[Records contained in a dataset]
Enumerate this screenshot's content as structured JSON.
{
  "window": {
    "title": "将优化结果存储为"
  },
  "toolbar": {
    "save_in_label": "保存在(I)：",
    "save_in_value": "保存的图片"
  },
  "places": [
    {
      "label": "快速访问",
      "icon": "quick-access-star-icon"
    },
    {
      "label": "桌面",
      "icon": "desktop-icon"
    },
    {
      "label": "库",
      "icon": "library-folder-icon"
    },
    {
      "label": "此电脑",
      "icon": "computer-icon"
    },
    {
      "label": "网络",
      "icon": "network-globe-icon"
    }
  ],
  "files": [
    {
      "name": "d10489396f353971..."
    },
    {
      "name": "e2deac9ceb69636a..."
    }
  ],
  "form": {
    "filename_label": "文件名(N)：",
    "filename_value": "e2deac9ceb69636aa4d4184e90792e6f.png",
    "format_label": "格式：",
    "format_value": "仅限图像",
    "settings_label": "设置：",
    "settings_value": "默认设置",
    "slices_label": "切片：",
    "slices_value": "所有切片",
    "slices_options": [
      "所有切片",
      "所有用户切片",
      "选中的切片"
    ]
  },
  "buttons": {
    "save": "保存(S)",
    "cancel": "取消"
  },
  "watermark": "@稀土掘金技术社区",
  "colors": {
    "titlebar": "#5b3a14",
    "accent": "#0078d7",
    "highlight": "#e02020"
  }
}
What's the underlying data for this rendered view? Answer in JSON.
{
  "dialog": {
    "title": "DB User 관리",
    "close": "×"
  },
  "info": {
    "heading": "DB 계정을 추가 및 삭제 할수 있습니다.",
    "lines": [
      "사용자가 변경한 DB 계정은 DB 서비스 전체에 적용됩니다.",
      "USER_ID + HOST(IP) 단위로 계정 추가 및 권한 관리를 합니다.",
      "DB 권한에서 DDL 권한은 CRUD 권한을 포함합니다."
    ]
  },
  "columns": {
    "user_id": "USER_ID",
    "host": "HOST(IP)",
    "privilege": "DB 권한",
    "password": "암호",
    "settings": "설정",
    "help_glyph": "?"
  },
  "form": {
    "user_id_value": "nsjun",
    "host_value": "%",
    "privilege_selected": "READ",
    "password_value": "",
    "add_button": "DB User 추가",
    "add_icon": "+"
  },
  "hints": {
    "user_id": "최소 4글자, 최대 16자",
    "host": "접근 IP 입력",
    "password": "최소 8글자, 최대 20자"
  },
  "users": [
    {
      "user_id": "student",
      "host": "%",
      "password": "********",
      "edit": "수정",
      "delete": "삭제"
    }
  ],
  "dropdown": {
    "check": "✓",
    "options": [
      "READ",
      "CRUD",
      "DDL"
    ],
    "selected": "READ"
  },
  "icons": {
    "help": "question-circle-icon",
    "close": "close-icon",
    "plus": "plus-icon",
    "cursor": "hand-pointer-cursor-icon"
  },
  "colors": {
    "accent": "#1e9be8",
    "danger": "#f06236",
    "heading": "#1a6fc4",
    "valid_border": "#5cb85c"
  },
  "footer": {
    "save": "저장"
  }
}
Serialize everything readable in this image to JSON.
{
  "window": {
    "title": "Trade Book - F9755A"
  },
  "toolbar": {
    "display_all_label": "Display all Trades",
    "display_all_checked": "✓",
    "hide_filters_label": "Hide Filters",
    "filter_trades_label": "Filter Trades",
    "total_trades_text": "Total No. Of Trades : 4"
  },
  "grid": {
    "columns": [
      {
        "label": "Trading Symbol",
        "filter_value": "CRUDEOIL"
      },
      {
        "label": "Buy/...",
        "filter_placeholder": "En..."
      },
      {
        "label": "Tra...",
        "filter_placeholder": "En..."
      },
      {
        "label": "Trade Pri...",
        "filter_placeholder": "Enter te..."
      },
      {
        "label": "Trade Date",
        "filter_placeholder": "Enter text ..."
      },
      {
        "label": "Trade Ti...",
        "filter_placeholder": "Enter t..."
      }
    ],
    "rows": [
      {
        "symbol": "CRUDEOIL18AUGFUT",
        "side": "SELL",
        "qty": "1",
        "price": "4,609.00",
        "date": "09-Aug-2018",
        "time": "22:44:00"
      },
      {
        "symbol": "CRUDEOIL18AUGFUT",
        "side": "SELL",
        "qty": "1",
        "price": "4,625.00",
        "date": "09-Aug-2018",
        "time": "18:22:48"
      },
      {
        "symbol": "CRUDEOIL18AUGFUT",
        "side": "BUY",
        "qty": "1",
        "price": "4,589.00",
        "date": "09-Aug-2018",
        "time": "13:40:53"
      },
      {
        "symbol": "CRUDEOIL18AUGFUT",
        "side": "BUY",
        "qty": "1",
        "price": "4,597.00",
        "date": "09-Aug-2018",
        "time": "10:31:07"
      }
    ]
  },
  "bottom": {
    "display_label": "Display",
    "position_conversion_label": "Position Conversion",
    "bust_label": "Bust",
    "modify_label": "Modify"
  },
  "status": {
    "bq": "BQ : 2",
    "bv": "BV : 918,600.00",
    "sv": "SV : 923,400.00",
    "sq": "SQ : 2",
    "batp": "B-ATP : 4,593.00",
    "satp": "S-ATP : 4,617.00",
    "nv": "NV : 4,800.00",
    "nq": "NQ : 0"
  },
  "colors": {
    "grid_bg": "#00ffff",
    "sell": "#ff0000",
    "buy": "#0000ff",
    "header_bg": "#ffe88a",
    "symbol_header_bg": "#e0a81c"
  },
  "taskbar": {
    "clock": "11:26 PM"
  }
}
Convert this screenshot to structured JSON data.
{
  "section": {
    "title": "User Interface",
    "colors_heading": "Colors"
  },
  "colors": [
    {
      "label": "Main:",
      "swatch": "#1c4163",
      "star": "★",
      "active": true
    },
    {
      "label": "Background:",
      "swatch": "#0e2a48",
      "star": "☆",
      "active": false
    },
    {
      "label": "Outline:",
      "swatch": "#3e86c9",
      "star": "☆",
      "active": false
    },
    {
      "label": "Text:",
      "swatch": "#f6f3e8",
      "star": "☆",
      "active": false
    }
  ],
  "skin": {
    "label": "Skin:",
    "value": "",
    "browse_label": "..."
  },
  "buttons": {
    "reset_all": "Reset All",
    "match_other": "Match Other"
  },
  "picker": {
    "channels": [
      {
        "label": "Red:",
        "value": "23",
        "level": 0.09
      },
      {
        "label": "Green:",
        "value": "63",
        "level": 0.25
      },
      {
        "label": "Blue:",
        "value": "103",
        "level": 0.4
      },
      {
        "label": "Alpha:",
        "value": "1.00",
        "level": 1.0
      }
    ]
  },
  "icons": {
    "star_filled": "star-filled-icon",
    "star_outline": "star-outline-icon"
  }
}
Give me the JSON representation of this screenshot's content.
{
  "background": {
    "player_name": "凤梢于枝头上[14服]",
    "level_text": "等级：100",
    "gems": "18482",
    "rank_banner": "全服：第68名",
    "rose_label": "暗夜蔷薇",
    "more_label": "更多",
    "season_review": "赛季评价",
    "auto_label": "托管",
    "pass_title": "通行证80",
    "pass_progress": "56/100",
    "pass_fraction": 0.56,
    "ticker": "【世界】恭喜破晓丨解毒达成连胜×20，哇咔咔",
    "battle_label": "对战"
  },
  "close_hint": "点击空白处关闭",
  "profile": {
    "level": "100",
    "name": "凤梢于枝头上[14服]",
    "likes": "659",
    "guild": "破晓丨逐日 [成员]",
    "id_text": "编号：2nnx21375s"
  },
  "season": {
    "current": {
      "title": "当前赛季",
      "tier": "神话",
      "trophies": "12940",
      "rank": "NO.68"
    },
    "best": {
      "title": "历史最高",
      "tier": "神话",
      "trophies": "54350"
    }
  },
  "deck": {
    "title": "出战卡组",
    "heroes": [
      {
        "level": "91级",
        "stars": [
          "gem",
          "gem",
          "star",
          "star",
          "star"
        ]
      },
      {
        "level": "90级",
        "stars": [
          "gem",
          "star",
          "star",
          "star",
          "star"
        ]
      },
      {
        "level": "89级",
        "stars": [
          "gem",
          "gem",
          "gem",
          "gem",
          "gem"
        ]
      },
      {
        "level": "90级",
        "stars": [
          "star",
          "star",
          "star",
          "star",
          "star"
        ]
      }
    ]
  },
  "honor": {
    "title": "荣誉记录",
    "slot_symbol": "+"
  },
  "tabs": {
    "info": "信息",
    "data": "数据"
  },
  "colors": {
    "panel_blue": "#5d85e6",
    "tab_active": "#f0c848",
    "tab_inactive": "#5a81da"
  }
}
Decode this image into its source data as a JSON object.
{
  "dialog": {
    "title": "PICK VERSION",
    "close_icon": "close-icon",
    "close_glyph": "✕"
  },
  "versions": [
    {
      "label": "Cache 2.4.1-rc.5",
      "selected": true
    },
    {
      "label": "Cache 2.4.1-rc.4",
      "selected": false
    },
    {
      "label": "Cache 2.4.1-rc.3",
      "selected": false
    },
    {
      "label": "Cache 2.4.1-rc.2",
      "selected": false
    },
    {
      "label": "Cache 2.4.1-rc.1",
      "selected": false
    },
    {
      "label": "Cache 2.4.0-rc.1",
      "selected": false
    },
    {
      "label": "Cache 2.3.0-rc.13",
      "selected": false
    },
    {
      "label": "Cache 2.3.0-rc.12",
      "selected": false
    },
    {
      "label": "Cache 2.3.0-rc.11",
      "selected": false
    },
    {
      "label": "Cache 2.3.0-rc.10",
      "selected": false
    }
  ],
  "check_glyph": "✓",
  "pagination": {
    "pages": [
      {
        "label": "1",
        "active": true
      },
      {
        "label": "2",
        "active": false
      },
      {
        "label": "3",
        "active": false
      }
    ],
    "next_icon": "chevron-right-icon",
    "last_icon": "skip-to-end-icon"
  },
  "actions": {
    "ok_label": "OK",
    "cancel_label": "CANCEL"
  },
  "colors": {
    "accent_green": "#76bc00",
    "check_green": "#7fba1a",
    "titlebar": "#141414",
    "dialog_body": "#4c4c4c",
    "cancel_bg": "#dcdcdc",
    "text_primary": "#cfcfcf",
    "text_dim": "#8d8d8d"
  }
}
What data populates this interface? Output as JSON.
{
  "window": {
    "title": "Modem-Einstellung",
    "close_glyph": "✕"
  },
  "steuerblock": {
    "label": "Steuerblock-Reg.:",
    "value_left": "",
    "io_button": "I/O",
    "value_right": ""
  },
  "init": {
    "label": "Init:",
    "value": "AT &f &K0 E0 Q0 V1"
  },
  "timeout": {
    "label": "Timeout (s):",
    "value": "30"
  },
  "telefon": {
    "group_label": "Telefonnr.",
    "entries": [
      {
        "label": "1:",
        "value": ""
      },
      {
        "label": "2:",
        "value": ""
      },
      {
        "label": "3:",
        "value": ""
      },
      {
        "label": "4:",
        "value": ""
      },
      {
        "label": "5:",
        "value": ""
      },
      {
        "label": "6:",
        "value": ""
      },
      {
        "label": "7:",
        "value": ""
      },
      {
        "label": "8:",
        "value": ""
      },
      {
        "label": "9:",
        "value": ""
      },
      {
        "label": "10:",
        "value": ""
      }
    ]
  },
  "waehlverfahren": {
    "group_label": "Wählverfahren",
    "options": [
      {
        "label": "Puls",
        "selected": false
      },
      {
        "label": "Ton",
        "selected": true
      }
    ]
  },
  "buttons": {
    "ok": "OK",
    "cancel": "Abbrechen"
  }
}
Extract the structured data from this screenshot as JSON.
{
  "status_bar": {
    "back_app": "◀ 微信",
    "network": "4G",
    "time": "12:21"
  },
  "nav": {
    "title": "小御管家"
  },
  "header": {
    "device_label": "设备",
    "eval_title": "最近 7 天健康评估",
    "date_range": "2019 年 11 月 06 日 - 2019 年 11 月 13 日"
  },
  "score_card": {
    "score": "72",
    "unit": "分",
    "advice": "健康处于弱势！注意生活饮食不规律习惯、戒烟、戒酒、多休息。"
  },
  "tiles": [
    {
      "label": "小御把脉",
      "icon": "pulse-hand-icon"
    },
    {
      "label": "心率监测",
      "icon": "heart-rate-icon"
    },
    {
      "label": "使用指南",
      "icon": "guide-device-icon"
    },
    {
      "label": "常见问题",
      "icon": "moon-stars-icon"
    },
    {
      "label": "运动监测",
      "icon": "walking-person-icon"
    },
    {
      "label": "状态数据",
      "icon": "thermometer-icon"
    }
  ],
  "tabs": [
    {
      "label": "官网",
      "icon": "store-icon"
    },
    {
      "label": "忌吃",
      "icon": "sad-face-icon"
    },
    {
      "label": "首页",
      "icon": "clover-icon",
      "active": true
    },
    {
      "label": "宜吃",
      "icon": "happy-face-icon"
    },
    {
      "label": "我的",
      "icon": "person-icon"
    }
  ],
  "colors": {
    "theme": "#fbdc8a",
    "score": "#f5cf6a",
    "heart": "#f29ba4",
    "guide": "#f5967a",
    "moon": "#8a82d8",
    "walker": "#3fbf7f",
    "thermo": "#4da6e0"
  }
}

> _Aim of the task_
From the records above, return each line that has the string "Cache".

> _Task solution_
      "label": "Cache 2.4.1-rc.5",
      "label": "Cache 2.4.1-rc.4",
      "label": "Cache 2.4.1-rc.3",
      "label": "Cache 2.4.1-rc.2",
      "label": "Cache 2.4.1-rc.1",
      "label": "Cache 2.4.0-rc.1",
      "label": "Cache 2.3.0-rc.13",
      "label": "Cache 2.3.0-rc.12",
      "label": "Cache 2.3.0-rc.11",
      "label": "Cache 2.3.0-rc.10",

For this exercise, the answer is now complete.